Islamic culture is embodied and reinterpreted through modern technology and design in this 35,000-square-foot residence, located in the Persian Gulf. Searing temperatures and ample desalinated water allowed the desert site to be transformed into an oasis with pools and landscaping.
Sheathed in shimmering aluminum, a massive curved roof shelters and unites the compound’s series of two-story buildings. In section, the canopy forms a crescent moon, the symbol of new life that tops the minarets of Islam. The canopy is supported by stone-clad columns that function as mechanical exhaust vents; they pierce the roof and project up to the sky, reminiscent of traditional windcatchers in the age before air conditioning. The whole structure suggests a giant Bedouin tent, with the football-field-sized roof, cantilevered 30 feet on each side, casting a giant swathe of shade.
The main entrance is approached through date palm grove aisles. A reflecting pool, which flows indoors and provides cooling, surrounds the front façade. A moucharabie, the traditional lattice sunscreen, filters direct sun. Gardens, fountains, shady courtyards, and terraces surround and penetrate the buildings, making it a desert paradise.
The three-part plan separates the reception area (majlis) for male guests at the west from the women’s area behind the central grand hall and the family’s sleeping quarters to the east. In a dance between ancient and modern, massive stone walls are counterpoint to large expanses of glass and taut elements of steel. Shadows of contemporized Islamic patterns from the moucharabie are cast onto stone floors and shimmer in the reflecting pools.
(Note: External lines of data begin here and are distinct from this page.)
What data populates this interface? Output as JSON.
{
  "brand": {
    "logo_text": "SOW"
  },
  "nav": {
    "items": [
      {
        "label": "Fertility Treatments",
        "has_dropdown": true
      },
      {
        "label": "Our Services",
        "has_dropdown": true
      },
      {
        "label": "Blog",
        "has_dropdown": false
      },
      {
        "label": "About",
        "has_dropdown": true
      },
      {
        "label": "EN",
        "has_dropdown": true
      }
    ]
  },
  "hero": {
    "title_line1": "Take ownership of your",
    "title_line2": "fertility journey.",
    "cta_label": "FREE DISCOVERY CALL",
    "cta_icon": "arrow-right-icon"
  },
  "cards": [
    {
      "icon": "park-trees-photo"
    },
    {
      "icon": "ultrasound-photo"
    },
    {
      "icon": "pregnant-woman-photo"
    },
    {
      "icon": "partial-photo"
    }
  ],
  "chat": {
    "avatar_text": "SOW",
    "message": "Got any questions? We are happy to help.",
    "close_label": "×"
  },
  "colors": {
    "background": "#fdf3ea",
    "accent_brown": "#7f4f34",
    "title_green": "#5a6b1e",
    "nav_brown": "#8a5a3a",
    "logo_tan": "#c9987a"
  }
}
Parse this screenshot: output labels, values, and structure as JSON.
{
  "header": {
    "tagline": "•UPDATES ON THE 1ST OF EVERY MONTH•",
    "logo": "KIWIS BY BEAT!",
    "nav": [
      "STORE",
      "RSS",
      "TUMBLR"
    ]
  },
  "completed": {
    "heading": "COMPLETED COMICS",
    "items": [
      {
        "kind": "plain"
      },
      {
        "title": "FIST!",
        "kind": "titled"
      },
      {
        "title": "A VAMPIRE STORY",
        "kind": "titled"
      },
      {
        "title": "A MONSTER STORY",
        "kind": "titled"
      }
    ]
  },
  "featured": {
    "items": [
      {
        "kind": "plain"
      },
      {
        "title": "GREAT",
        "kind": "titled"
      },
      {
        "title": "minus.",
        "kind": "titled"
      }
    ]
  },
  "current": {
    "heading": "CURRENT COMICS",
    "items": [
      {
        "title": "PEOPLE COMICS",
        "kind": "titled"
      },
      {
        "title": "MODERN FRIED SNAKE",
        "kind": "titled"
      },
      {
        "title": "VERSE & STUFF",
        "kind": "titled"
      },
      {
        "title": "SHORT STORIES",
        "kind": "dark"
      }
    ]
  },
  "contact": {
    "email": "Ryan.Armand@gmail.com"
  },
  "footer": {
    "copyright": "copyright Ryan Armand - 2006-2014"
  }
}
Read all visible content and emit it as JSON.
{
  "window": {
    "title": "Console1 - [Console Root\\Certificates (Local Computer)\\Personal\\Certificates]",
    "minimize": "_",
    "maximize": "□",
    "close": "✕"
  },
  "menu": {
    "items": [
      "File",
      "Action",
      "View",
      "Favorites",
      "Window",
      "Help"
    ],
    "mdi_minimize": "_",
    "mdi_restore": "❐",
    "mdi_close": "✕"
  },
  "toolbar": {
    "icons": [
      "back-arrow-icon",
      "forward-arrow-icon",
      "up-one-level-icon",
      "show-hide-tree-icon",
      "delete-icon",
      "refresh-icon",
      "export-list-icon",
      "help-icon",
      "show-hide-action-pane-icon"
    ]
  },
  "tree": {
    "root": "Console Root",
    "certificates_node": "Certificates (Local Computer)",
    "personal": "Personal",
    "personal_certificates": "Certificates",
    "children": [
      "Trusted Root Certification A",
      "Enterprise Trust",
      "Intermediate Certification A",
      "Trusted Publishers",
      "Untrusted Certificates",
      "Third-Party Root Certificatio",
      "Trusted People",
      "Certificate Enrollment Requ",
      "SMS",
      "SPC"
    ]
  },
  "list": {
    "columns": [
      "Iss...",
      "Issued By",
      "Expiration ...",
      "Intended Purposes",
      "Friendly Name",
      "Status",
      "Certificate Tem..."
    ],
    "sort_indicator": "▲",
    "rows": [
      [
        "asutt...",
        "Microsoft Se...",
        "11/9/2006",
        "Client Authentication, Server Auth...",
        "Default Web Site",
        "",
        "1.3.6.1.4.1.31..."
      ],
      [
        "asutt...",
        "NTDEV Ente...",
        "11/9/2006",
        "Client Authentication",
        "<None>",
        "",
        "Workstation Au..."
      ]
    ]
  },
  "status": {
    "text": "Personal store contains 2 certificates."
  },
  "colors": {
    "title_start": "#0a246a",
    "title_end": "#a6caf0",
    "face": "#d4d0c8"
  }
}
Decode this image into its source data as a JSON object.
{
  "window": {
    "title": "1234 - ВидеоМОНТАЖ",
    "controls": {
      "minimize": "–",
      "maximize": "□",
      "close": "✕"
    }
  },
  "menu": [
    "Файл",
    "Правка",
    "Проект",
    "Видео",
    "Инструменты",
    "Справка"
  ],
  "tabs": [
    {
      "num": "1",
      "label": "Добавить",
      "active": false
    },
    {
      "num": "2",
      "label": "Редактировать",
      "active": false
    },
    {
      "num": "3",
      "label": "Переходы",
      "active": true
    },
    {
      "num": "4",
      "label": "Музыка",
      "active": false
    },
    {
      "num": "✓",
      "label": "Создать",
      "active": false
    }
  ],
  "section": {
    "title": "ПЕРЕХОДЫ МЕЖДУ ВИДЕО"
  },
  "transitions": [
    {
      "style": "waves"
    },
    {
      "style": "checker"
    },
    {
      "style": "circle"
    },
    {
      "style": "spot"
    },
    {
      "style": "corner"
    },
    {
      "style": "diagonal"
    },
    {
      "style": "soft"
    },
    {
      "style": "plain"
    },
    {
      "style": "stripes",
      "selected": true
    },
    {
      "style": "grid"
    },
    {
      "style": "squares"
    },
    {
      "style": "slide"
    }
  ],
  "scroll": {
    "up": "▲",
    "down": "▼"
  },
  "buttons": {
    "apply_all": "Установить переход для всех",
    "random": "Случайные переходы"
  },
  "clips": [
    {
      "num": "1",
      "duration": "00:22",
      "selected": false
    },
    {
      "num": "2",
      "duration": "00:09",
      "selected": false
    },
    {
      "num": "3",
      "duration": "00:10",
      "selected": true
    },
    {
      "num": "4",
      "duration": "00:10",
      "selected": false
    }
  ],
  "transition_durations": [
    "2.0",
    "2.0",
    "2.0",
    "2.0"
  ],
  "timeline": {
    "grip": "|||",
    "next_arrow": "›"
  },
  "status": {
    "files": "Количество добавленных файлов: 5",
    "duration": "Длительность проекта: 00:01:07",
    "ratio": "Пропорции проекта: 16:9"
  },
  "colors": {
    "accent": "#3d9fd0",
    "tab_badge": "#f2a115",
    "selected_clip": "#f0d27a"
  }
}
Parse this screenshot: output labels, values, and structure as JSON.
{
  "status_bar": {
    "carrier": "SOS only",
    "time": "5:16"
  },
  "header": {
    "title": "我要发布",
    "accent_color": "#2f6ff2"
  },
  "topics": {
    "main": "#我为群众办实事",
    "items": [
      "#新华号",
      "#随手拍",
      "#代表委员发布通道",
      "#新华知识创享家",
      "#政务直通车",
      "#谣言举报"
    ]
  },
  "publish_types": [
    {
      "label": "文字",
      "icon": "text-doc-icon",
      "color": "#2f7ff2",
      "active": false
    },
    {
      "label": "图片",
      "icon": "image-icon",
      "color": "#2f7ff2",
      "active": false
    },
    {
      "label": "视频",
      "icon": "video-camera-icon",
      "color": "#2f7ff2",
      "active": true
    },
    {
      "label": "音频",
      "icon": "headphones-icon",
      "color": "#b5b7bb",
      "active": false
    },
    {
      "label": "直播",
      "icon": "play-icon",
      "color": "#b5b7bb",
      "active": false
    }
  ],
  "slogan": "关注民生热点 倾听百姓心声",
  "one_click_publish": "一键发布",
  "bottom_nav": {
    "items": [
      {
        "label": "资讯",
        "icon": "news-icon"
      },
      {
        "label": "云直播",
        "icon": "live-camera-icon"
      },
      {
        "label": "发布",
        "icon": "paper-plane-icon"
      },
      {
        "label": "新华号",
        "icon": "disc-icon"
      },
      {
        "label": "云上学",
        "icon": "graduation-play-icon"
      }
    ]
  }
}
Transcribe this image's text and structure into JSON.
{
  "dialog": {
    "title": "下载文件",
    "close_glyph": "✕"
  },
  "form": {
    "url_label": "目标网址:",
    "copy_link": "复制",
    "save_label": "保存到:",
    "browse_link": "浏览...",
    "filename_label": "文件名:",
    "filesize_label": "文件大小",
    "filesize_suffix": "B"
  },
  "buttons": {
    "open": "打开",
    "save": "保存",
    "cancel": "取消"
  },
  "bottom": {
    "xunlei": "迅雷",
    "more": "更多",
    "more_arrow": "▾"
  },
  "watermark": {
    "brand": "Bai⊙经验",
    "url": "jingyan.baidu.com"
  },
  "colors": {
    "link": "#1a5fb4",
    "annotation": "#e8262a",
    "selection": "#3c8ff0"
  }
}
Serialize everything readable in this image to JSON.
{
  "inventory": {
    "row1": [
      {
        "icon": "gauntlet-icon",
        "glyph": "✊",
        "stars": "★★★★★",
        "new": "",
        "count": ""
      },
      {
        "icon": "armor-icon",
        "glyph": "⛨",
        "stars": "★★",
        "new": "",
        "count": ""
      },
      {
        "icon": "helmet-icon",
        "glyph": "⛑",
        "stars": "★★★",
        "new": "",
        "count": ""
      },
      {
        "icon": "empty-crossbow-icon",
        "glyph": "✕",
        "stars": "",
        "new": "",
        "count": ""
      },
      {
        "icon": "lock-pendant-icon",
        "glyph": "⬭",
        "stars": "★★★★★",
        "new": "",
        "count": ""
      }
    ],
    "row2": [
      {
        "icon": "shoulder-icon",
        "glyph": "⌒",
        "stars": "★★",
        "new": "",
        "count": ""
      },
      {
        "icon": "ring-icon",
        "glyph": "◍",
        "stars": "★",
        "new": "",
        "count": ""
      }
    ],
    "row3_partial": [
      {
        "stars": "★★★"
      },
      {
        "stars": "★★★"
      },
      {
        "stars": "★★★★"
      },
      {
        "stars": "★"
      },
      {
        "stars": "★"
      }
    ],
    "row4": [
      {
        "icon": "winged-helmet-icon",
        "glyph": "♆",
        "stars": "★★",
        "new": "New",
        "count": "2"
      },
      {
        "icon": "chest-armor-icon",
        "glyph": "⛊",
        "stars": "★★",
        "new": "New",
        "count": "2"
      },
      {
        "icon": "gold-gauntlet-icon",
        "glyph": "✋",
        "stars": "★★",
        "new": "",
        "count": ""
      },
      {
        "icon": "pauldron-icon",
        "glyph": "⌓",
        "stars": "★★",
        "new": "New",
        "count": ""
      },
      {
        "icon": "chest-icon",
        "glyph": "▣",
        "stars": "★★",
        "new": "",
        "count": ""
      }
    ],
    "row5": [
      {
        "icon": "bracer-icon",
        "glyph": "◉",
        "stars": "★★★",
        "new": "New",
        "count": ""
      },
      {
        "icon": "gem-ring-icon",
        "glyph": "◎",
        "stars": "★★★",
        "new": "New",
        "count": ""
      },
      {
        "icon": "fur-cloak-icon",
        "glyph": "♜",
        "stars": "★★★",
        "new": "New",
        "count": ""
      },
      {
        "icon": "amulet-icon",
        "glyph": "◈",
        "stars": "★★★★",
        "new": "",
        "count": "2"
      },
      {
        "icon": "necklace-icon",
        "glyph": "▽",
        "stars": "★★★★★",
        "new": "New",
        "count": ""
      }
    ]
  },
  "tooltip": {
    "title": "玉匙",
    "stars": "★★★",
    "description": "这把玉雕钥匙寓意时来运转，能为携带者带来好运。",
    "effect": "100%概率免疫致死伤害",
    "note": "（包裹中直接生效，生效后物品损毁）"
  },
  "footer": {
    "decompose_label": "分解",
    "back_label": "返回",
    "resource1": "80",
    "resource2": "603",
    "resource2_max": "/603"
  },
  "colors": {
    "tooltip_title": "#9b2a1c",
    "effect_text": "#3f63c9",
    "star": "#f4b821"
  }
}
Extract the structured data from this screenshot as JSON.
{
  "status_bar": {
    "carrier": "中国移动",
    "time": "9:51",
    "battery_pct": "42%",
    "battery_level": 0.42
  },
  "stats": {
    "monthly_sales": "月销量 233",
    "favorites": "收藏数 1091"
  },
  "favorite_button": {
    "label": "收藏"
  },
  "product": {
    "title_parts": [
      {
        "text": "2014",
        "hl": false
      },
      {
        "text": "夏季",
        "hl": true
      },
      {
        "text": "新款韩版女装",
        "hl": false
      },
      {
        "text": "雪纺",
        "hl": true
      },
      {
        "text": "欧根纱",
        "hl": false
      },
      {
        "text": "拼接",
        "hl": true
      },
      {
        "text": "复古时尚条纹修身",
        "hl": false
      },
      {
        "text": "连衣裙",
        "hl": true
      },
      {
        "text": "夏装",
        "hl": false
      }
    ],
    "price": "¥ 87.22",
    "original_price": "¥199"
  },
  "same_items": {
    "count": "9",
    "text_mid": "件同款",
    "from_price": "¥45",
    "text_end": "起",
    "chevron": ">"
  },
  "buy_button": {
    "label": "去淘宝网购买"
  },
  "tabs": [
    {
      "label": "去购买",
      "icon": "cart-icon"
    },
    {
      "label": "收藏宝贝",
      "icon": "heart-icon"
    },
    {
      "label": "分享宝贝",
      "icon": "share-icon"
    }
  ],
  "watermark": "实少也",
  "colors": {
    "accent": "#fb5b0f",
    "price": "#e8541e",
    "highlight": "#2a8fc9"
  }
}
The executive architect for this project was Godwin Austen Johnson. Website: Steven Ehrlich Architects